WORK INSTRUCTION: The answer should consist of every line in the material below that has the word "organization".

[[ THE DATA open ]]

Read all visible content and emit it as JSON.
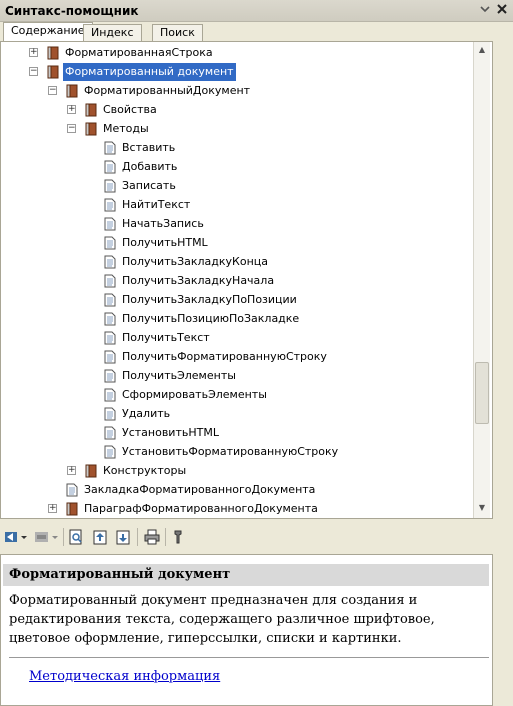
{
  "window": {
    "title": "Синтакс-помощник"
  },
  "tabs": [
    "Содержание",
    "Индекс",
    "Поиск"
  ],
  "tree": [
    {
      "label": "ФорматированнаяСтрока",
      "exp": "+",
      "icon": "book"
    },
    {
      "label": "Форматированный документ",
      "exp": "-",
      "icon": "book",
      "selected": true
    },
    {
      "label": "ФорматированныйДокумент",
      "exp": "-",
      "icon": "book"
    },
    {
      "label": "Свойства",
      "exp": "+",
      "icon": "book"
    },
    {
      "label": "Методы",
      "exp": "-",
      "icon": "book"
    },
    {
      "label": "Вставить",
      "icon": "page"
    },
    {
      "label": "Добавить",
      "icon": "page"
    },
    {
      "label": "Записать",
      "icon": "page"
    },
    {
      "label": "НайтиТекст",
      "icon": "page"
    },
    {
      "label": "НачатьЗапись",
      "icon": "page"
    },
    {
      "label": "ПолучитьHTML",
      "icon": "page"
    },
    {
      "label": "ПолучитьЗакладкуКонца",
      "icon": "page"
    },
    {
      "label": "ПолучитьЗакладкуНачала",
      "icon": "page"
    },
    {
      "label": "ПолучитьЗакладкуПоПозиции",
      "icon": "page"
    },
    {
      "label": "ПолучитьПозициюПоЗакладке",
      "icon": "page"
    },
    {
      "label": "ПолучитьТекст",
      "icon": "page"
    },
    {
      "label": "ПолучитьФорматированнуюСтроку",
      "icon": "page"
    },
    {
      "label": "ПолучитьЭлементы",
      "icon": "page"
    },
    {
      "label": "СформироватьЭлементы",
      "icon": "page"
    },
    {
      "label": "Удалить",
      "icon": "page"
    },
    {
      "label": "УстановитьHTML",
      "icon": "page"
    },
    {
      "label": "УстановитьФорматированнуюСтроку",
      "icon": "page"
    },
    {
      "label": "Конструкторы",
      "exp": "+",
      "icon": "book"
    },
    {
      "label": "ЗакладкаФорматированногоДокумента",
      "icon": "page"
    },
    {
      "label": "ПараграфФорматированногоДокумента",
      "exp": "+",
      "icon": "book"
    }
  ],
  "description": {
    "heading": "Форматированный документ",
    "text": "Форматированный документ предназначен для создания и редактирования текста, содержащего различное шрифтовое, цветовое оформление, гиперссылки, списки и картинки.",
    "link": "Методическая информация"
  },
  "colors": {
    "selection": "#316ac5",
    "link": "#0000cc",
    "book": "#a0522d"
  }
}
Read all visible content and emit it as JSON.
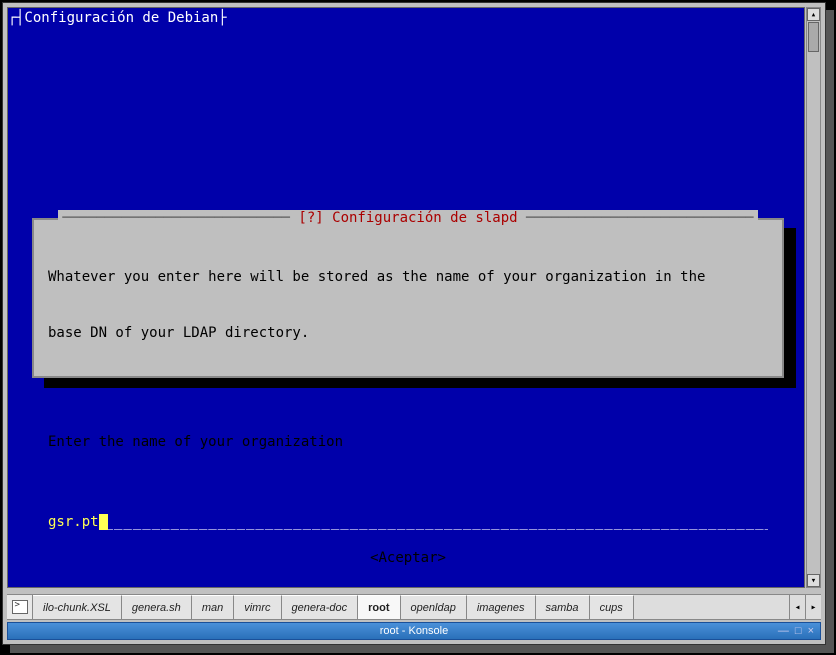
{
  "terminal": {
    "title_corner": "┌",
    "title": "┤Configuración de Debian├",
    "dialog": {
      "title_prefix": "[?] ",
      "title": "Configuración de slapd",
      "body_line1": "Whatever you enter here will be stored as the name of your organization in the",
      "body_line2": "base DN of your LDAP directory.",
      "body_prompt": "Enter the name of your organization",
      "input_value": "gsr.pt",
      "accept_label": "<Aceptar>"
    }
  },
  "tabs": {
    "items": [
      "ilo-chunk.XSL",
      "genera.sh",
      "man",
      "vimrc",
      "genera-doc",
      "root",
      "openldap",
      "imagenes",
      "samba",
      "cups"
    ],
    "active_index": 5
  },
  "status": {
    "text": "root - Konsole",
    "min": "—",
    "max": "□",
    "close": "×"
  },
  "scroll": {
    "up": "▴",
    "down": "▾",
    "left": "◂",
    "right": "▸"
  }
}
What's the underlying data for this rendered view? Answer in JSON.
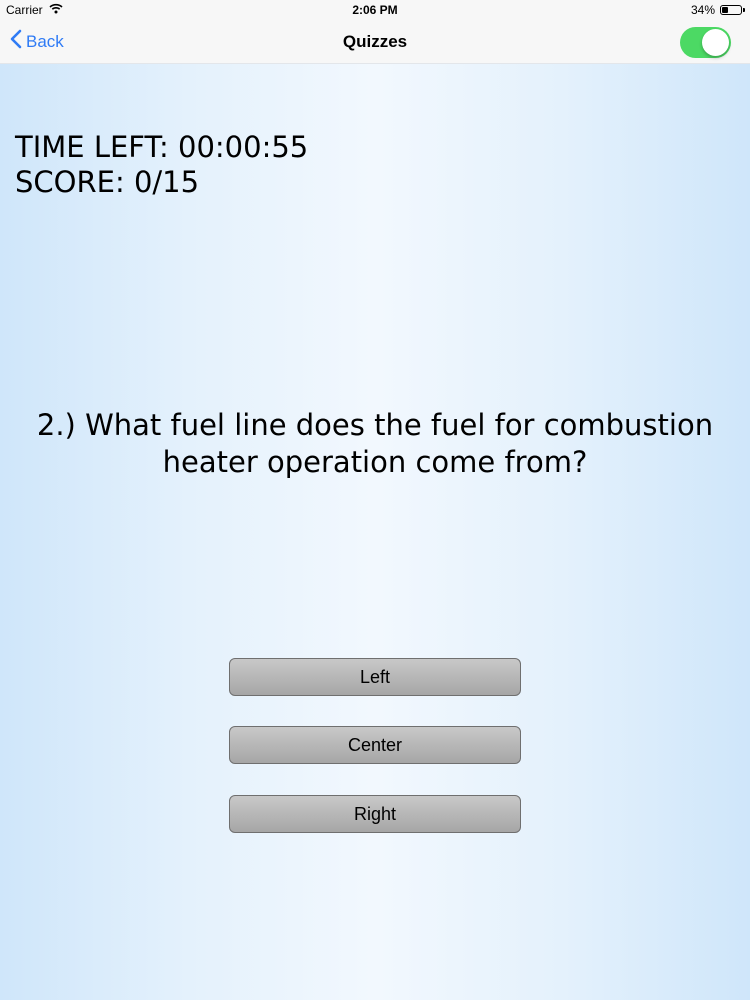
{
  "status_bar": {
    "carrier": "Carrier",
    "time": "2:06 PM",
    "battery_text": "34%",
    "battery_level": 0.34
  },
  "nav": {
    "back_label": "Back",
    "title": "Quizzes",
    "toggle_on": true
  },
  "quiz": {
    "time_left": "TIME LEFT: 00:00:55",
    "score": "SCORE: 0/15",
    "question": "2.) What fuel line does the fuel for combustion heater operation come from?",
    "answers": [
      "Left",
      "Center",
      "Right"
    ]
  },
  "colors": {
    "accent": "#2f7bf5",
    "toggle_on": "#4cd964"
  }
}
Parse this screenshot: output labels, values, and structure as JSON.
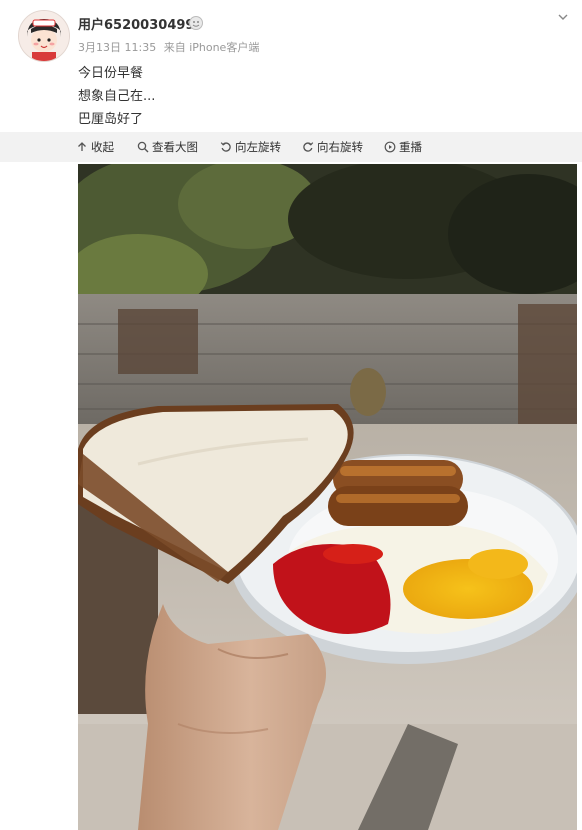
{
  "post": {
    "username": "用户6520030499",
    "date": "3月13日 11:35",
    "source": "来自 iPhone客户端",
    "lines": [
      "今日份早餐",
      "想象自己在...",
      "巴厘岛好了"
    ]
  },
  "toolbar": {
    "collapse": "收起",
    "view_large": "查看大图",
    "rotate_left": "向左旋转",
    "rotate_right": "向右旋转",
    "replay": "重播"
  },
  "icons": {
    "avatar": "avatar",
    "vip": "vip-icon",
    "expand": "expand-chevron-icon",
    "collapse": "arrow-up-icon",
    "view_large": "magnifier-icon",
    "rotate_left": "rotate-left-icon",
    "rotate_right": "rotate-right-icon",
    "replay": "play-circle-icon"
  },
  "colors": {
    "toolbar_bg": "#f2f2f2",
    "meta_text": "#999999",
    "text": "#333333"
  }
}
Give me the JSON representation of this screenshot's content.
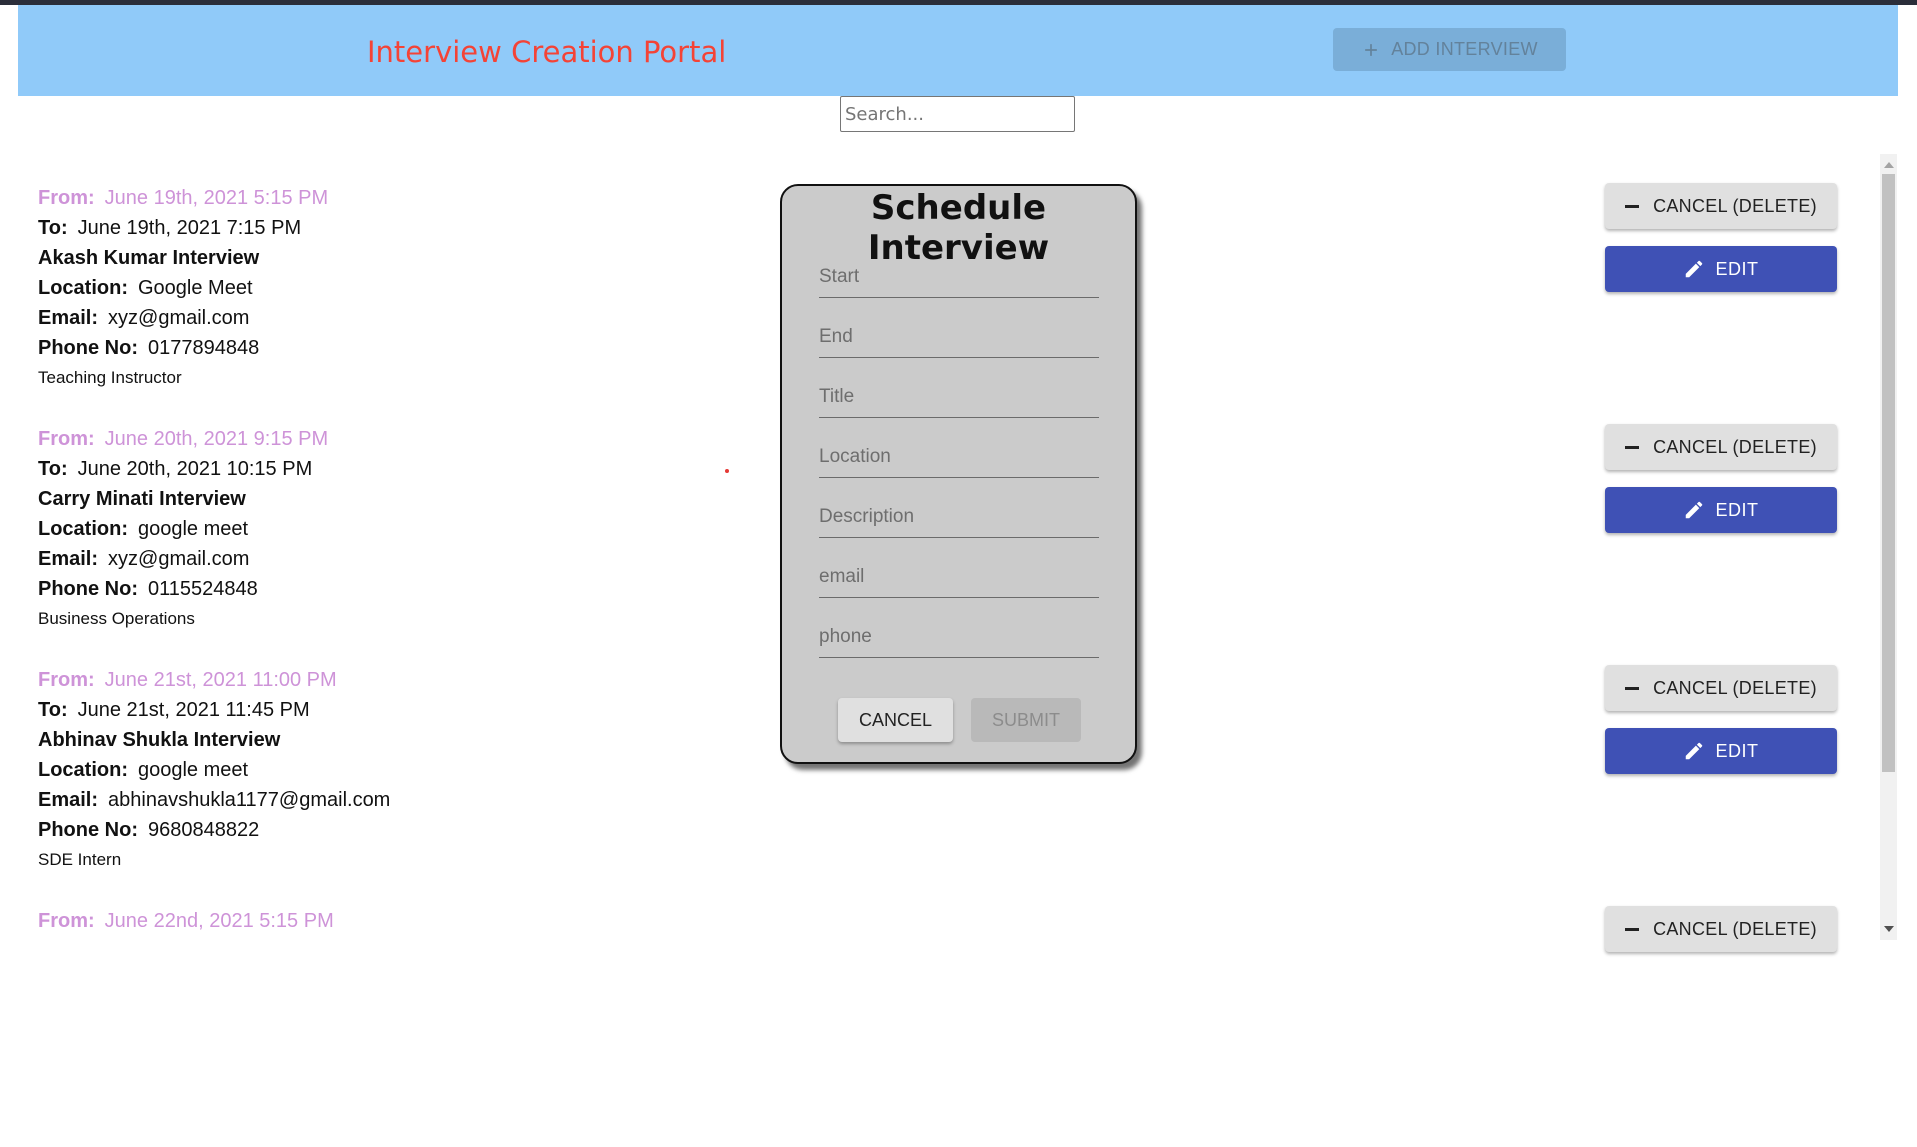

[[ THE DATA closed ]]

RESPONSE TO THE EXERCISE:
      "body_line1": "Whatever you enter here will be stored as the name of your organization in the",
      "body_prompt": "Enter the name of your organization",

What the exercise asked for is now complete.